You will also learn about turning bowls out of green (freshly cut) wood and dry wood. How to use a bowl gouge, the variety of shapes and sharpening the gouge will be demonstrated.
There is something really wonderful about a wooden utilitarian bowl. You hold the essence of the tree in your hand. I have a friend who uses his bowl to microwave oatmeal every morning and then puts his bowl into the dishwasher! Wooden bowls are tough and made to be used. They can also serve as containers for keys, coins, etc...as well as for food. During this class we will earn a variety of alternative (and frugal !) ways to mount work pieces on the lathe. Your bowls will be mounted and remounted 3 times during the turning process. Since we will be using the small Jet lathes, the bowls will be about 6” in diameter.
You will learn about chucking methods, turning procedures and reverse chucking to finish the bottoms. We will use freshly cut (green) wood because it is so much easier to work with while learning the cutting techniques. In addition, the use of green wood reduces sanding dust. Bowl gouge shapes and sharpening, cutting techniques, cutting theory, as well as design and enhancement ideas will be explored. You will have the opportunity to make several small bowls about 6” diameter and finish them. Join us to make your very own salad bowl!

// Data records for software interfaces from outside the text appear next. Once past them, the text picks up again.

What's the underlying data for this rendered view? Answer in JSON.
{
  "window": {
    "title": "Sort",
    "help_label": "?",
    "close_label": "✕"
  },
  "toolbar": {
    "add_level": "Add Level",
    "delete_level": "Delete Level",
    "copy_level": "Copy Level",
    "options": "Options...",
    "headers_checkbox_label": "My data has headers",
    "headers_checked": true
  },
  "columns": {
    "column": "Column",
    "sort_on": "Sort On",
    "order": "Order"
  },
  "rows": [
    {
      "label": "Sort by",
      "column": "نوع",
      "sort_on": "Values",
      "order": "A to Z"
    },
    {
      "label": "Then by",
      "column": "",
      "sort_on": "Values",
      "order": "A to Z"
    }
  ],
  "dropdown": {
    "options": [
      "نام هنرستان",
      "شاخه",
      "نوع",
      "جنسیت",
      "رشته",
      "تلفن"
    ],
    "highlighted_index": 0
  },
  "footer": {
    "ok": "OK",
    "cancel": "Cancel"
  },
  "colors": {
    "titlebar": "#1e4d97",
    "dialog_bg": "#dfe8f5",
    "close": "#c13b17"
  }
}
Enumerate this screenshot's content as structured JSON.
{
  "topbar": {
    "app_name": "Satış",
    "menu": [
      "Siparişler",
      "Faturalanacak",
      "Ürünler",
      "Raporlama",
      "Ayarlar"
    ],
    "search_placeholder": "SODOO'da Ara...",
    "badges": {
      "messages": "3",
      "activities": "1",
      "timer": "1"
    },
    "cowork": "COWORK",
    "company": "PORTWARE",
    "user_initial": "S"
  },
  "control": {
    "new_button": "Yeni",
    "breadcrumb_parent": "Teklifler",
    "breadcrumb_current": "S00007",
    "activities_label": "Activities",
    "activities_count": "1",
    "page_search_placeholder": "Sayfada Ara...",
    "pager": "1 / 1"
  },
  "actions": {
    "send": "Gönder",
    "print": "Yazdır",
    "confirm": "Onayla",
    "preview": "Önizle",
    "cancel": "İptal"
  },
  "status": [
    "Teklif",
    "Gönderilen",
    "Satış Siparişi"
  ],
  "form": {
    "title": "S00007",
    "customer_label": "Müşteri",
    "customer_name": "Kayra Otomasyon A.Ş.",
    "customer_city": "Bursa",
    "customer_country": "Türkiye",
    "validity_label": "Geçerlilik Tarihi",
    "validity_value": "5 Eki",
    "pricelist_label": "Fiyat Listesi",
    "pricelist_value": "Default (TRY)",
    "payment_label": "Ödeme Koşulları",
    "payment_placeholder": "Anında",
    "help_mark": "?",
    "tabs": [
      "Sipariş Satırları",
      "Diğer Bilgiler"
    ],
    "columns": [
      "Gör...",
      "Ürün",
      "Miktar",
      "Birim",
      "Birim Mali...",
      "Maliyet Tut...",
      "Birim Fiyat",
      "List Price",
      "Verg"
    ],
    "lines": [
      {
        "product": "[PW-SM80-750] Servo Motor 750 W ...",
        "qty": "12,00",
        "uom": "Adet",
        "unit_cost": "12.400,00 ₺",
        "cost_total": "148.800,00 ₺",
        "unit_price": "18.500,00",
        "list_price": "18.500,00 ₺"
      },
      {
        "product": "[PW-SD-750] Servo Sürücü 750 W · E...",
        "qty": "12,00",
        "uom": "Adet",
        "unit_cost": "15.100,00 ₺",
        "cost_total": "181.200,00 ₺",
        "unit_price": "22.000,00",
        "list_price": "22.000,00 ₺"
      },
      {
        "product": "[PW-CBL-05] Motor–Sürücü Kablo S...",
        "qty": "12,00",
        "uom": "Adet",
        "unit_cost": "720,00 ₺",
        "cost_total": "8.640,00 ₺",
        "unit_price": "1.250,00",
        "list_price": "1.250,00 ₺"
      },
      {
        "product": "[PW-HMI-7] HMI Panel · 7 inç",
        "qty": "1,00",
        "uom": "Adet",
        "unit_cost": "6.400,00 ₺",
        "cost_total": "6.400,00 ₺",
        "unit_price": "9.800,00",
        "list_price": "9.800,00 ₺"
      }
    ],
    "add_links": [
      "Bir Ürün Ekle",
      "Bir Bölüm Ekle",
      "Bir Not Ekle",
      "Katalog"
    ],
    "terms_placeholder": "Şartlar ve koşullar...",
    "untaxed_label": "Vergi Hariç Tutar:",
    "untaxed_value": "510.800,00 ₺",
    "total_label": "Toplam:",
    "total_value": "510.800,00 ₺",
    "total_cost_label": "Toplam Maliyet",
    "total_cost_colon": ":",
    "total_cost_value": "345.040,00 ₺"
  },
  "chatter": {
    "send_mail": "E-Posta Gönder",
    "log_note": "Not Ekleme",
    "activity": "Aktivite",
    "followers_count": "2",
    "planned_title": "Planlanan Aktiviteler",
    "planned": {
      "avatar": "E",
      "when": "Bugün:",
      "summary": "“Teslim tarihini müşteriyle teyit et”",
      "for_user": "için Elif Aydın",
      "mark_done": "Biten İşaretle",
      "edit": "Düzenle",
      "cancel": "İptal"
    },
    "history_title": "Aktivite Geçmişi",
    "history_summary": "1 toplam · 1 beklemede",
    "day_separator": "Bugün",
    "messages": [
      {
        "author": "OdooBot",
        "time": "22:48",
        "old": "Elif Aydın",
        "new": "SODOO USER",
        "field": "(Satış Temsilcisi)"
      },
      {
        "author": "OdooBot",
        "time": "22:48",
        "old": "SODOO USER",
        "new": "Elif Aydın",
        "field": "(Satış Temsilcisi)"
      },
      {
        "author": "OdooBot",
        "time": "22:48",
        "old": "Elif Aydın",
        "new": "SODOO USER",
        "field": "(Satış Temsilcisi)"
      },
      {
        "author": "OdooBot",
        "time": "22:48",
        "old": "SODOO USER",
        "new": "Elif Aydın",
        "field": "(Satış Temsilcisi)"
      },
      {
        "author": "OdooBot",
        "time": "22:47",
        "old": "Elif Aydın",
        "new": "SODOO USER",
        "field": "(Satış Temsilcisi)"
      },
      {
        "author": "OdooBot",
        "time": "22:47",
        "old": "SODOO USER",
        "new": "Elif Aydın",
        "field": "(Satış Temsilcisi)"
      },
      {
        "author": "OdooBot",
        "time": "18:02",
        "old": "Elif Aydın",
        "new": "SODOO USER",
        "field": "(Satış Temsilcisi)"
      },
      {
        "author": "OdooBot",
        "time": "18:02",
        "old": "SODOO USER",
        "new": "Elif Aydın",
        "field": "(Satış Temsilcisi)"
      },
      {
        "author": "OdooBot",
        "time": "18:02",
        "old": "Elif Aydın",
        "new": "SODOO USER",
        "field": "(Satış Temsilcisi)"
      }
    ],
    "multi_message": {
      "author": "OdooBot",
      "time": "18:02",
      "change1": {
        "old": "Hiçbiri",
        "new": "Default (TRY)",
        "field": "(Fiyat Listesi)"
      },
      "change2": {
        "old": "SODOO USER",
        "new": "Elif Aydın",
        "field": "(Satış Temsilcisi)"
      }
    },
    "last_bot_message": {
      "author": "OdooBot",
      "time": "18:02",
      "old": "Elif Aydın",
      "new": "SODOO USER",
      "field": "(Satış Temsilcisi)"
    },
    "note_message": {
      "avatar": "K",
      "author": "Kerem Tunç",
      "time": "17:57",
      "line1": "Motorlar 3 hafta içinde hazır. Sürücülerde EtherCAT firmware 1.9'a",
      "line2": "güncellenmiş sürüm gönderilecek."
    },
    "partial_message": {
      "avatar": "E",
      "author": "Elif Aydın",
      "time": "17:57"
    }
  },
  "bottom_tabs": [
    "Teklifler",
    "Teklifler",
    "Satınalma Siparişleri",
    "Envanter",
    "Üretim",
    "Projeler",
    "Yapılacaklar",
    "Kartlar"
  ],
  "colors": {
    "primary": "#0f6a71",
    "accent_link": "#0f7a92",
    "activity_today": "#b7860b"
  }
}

When you finish this class you will have a good understanding of how the tools are used to remove wood and you will feel confident about putting a tool into spinning wood.
We are equipped with the turning tools you'll need for the class. However, if you want to bring along your own turning tools and work with them, we encourage you to do so.
This is Bonnie's recommendations for turning tools that will get you started turning.
- 3/4" roughing gouge
- 3/8" spindle (shallow fluted) gouge
- 3/8" bowl gouge
- 1/8" parting tool
- 1/16" parting tool
- ½” round nose scraper
- ½" square scraper
- Skew (3/4” or 1”)
- Chatter tool
- Sandpaper (80,120,220,400,600)
- Glues (Cyanoacrylate), finishes and rags
- Shop lamp or gooseneck lamp for extra light
- Jewelers magnifiers for sharpening
- Colored felt pens
- Paper, pencil,
- Small ruler
We do require that you bring your own safety gear:
- Face, hearing, and respiratory protection
We suggest that you bring a face shield, hearing protection and a comfortable dust mask. You can buy a face shield from Woodcraft for around $23. You can also buy face shields at Edensaw (our local lumberyard). Check our FAQ for more details.
More about this class
The only prerequisite for this class is enthusiasm. This is class is designed for complete novices through to experienced turners who would like to tune up their skills.
Class Information and Registration
Class starts at 9:00am on the first day. This class takes place in Building 306 at Fort Worden.
Please read our What to Expect page for general information about the School.
Please also read our Registration Policy.
|May 5 - 9, 2014
||Foundations of Woodturning
|September 8 - 12, 2014
||Foundations of Woodturning
If you'd like to ask questions - please feel free to contact us - (360) 344-4455 or by email.